(App and web page records)
***
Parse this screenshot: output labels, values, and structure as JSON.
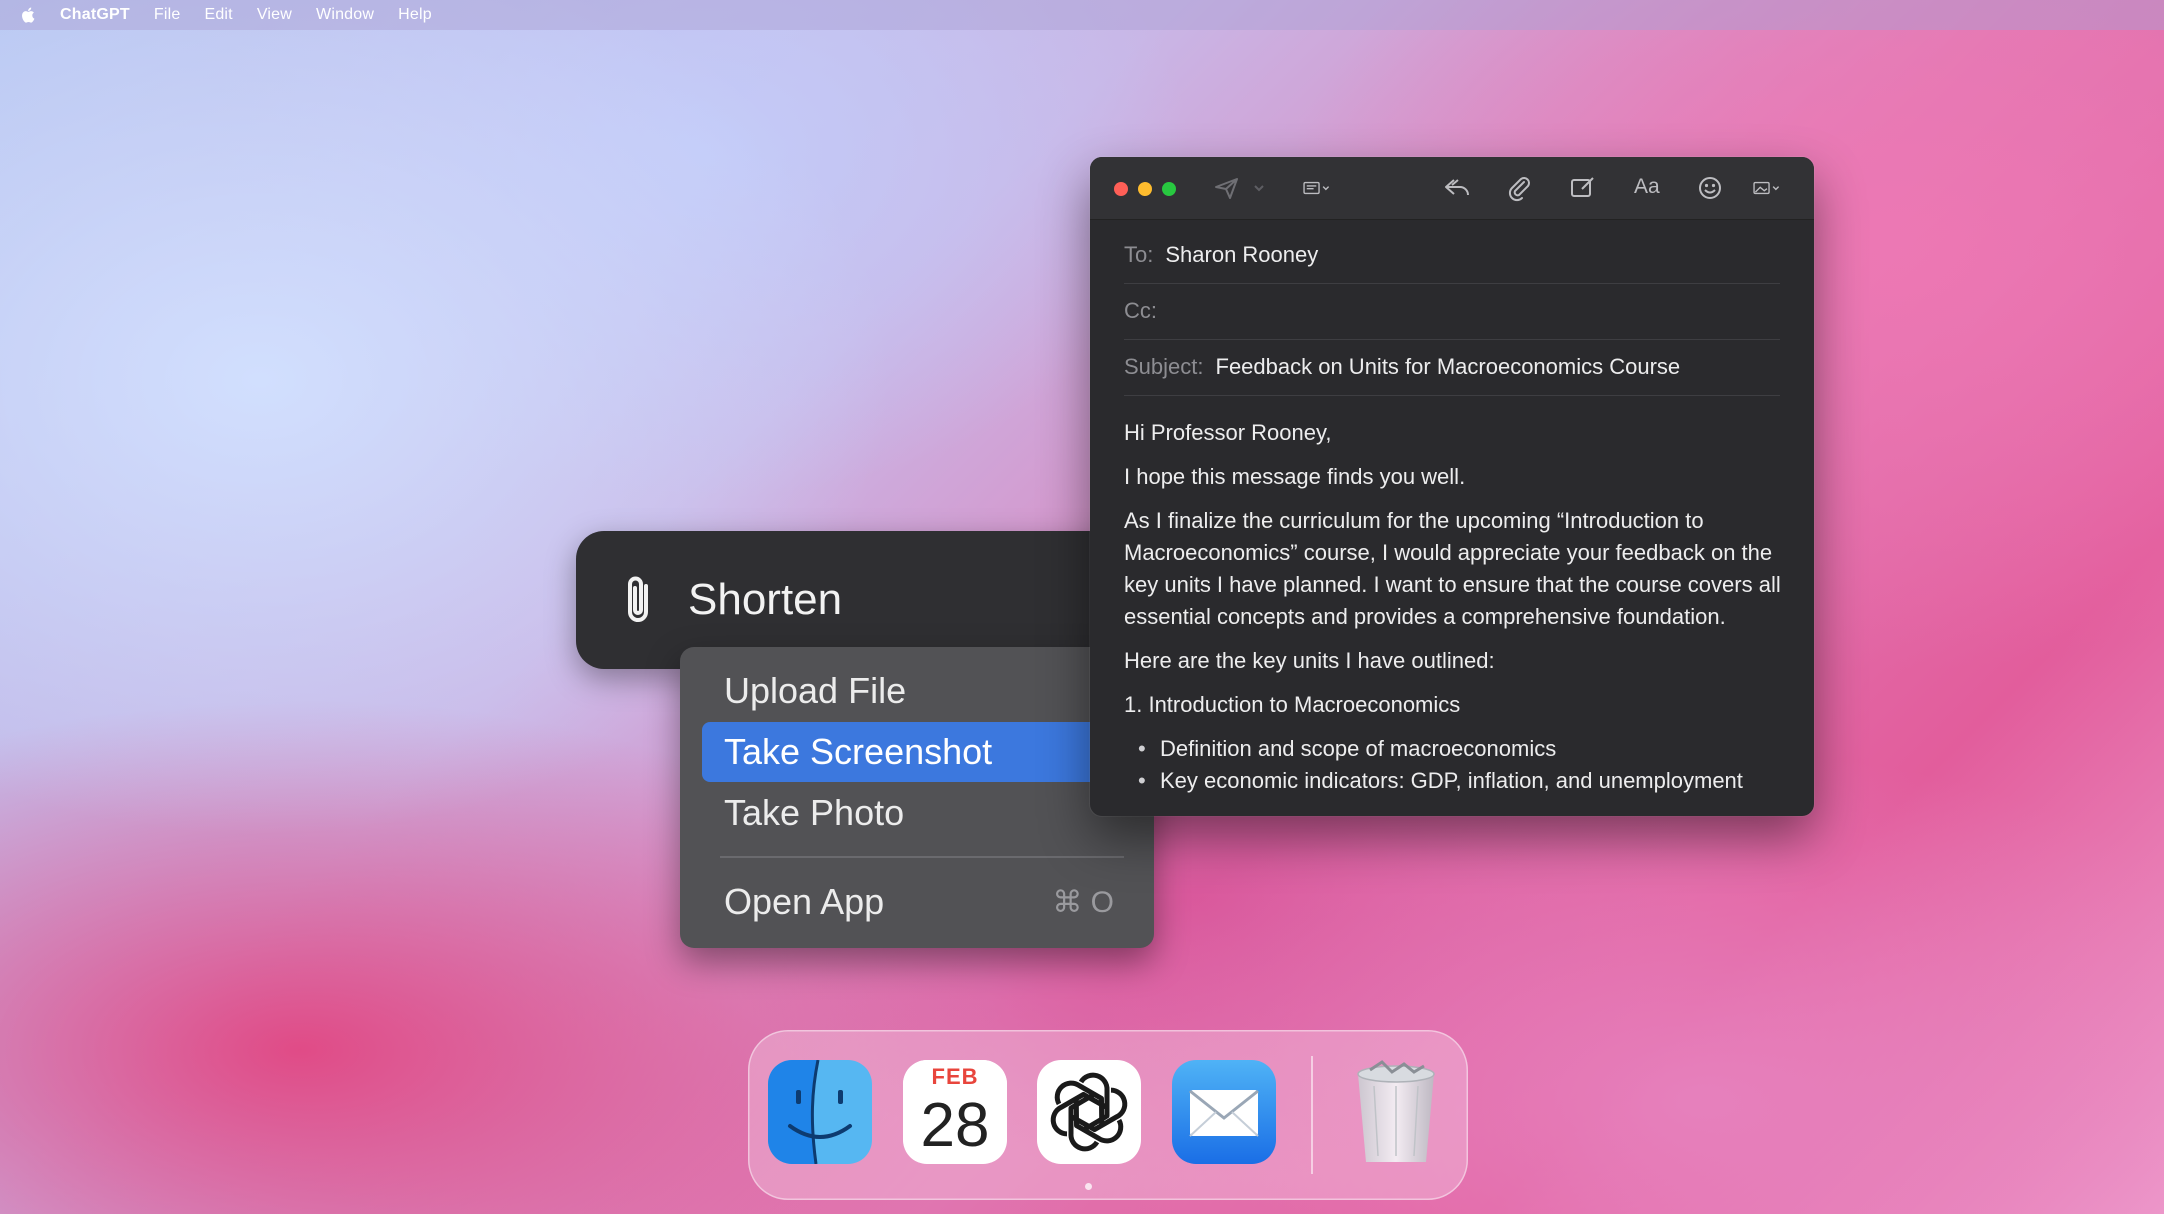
{
  "menubar": {
    "app_name": "ChatGPT",
    "items": [
      "File",
      "Edit",
      "View",
      "Window",
      "Help"
    ],
    "apple_icon": "apple-logo-icon"
  },
  "shorten_panel": {
    "label": "Shorten",
    "icon": "paperclip-icon"
  },
  "attach_menu": {
    "items": [
      {
        "label": "Upload File",
        "selected": false
      },
      {
        "label": "Take Screenshot",
        "selected": true
      },
      {
        "label": "Take Photo",
        "selected": false
      }
    ],
    "open_app": {
      "label": "Open App",
      "shortcut": "⌘ O"
    },
    "selected_color": "#3c78de"
  },
  "mail": {
    "toolbar": {
      "icons": [
        "send-icon",
        "chevron-down-icon",
        "header-fields-icon",
        "reply-icon",
        "attach-icon",
        "markup-icon",
        "format-icon",
        "emoji-icon",
        "photo-browser-icon"
      ],
      "format_label": "Aa"
    },
    "to_label": "To:",
    "to_value": "Sharon Rooney",
    "cc_label": "Cc:",
    "cc_value": "",
    "subject_label": "Subject:",
    "subject_value": "Feedback on Units for Macroeconomics Course",
    "body": {
      "greeting": "Hi Professor Rooney,",
      "p1": "I hope this message finds you well.",
      "p2": "As I finalize the curriculum for the upcoming “Introduction to Macroeconomics” course, I would appreciate your feedback on the key units I have planned. I want to ensure that the course covers all essential concepts and provides a comprehensive foundation.",
      "p3": "Here are the key units I have outlined:",
      "unit1": "1. Introduction to Macroeconomics",
      "bullets": [
        "Definition and scope of macroeconomics",
        "Key economic indicators: GDP, inflation, and unemployment"
      ]
    }
  },
  "dock": {
    "apps": [
      "finder-icon",
      "calendar-icon",
      "chatgpt-icon",
      "mail-icon",
      "trash-icon"
    ],
    "calendar_month": "FEB",
    "calendar_day": "28"
  }
}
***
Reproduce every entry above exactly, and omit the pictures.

## YOUR RESPONSE
Parse this screenshot: output labels, values, and structure as JSON.
{
  "menubar": {
    "app_name": "ChatGPT",
    "items": [
      "File",
      "Edit",
      "View",
      "Window",
      "Help"
    ],
    "apple_icon": "apple-logo-icon"
  },
  "shorten_panel": {
    "label": "Shorten",
    "icon": "paperclip-icon"
  },
  "attach_menu": {
    "items": [
      {
        "label": "Upload File",
        "selected": false
      },
      {
        "label": "Take Screenshot",
        "selected": true
      },
      {
        "label": "Take Photo",
        "selected": false
      }
    ],
    "open_app": {
      "label": "Open App",
      "shortcut": "⌘ O"
    },
    "selected_color": "#3c78de"
  },
  "mail": {
    "toolbar": {
      "icons": [
        "send-icon",
        "chevron-down-icon",
        "header-fields-icon",
        "reply-icon",
        "attach-icon",
        "markup-icon",
        "format-icon",
        "emoji-icon",
        "photo-browser-icon"
      ],
      "format_label": "Aa"
    },
    "to_label": "To:",
    "to_value": "Sharon Rooney",
    "cc_label": "Cc:",
    "cc_value": "",
    "subject_label": "Subject:",
    "subject_value": "Feedback on Units for Macroeconomics Course",
    "body": {
      "greeting": "Hi Professor Rooney,",
      "p1": "I hope this message finds you well.",
      "p2": "As I finalize the curriculum for the upcoming “Introduction to Macroeconomics” course, I would appreciate your feedback on the key units I have planned. I want to ensure that the course covers all essential concepts and provides a comprehensive foundation.",
      "p3": "Here are the key units I have outlined:",
      "unit1": "1. Introduction to Macroeconomics",
      "bullets": [
        "Definition and scope of macroeconomics",
        "Key economic indicators: GDP, inflation, and unemployment"
      ]
    }
  },
  "dock": {
    "apps": [
      "finder-icon",
      "calendar-icon",
      "chatgpt-icon",
      "mail-icon",
      "trash-icon"
    ],
    "calendar_month": "FEB",
    "calendar_day": "28"
  }
}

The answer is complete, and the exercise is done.